Task objective :: The full set of records needs to be retyped exactly.

Data to process: Begin

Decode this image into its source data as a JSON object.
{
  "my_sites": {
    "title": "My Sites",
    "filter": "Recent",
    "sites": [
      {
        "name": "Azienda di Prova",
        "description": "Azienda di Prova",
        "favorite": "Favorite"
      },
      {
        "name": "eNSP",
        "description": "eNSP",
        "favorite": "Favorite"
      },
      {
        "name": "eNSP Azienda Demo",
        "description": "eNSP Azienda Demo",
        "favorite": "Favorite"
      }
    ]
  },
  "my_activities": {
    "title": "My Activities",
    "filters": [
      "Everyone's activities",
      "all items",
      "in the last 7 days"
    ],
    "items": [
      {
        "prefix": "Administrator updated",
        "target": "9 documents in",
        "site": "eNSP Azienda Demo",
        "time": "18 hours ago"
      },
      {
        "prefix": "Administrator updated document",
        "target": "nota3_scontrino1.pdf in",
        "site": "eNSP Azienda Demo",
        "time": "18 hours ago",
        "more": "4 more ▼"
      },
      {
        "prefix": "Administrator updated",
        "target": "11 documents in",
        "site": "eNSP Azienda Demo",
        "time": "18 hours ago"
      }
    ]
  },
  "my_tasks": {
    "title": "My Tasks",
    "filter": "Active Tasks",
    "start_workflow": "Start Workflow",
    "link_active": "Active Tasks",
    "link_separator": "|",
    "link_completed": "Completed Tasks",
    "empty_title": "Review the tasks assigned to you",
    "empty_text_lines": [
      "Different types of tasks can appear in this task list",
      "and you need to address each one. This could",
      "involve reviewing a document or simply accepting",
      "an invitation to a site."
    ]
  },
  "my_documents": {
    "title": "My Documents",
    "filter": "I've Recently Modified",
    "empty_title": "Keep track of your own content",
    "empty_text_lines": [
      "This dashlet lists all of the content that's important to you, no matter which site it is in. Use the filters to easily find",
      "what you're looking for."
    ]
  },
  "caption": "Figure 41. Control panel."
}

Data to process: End

Answer to this exercise ::
Decode this image into its source data as a JSON object.
{
  "my_sites": {
    "title": "My Sites",
    "filter": "Recent",
    "sites": [
      {
        "name": "Azienda di Prova",
        "description": "Azienda di Prova",
        "favorite": "Favorite"
      },
      {
        "name": "eNSP",
        "description": "eNSP",
        "favorite": "Favorite"
      },
      {
        "name": "eNSP Azienda Demo",
        "description": "eNSP Azienda Demo",
        "favorite": "Favorite"
      }
    ]
  },
  "my_activities": {
    "title": "My Activities",
    "filters": [
      "Everyone's activities",
      "all items",
      "in the last 7 days"
    ],
    "items": [
      {
        "prefix": "Administrator updated",
        "target": "9 documents in",
        "site": "eNSP Azienda Demo",
        "time": "18 hours ago"
      },
      {
        "prefix": "Administrator updated document",
        "target": "nota3_scontrino1.pdf in",
        "site": "eNSP Azienda Demo",
        "time": "18 hours ago",
        "more": "4 more ▼"
      },
      {
        "prefix": "Administrator updated",
        "target": "11 documents in",
        "site": "eNSP Azienda Demo",
        "time": "18 hours ago"
      }
    ]
  },
  "my_tasks": {
    "title": "My Tasks",
    "filter": "Active Tasks",
    "start_workflow": "Start Workflow",
    "link_active": "Active Tasks",
    "link_separator": "|",
    "link_completed": "Completed Tasks",
    "empty_title": "Review the tasks assigned to you",
    "empty_text_lines": [
      "Different types of tasks can appear in this task list",
      "and you need to address each one. This could",
      "involve reviewing a document or simply accepting",
      "an invitation to a site."
    ]
  },
  "my_documents": {
    "title": "My Documents",
    "filter": "I've Recently Modified",
    "empty_title": "Keep track of your own content",
    "empty_text_lines": [
      "This dashlet lists all of the content that's important to you, no matter which site it is in. Use the filters to easily find",
      "what you're looking for."
    ]
  },
  "caption": "Figure 41. Control panel."
}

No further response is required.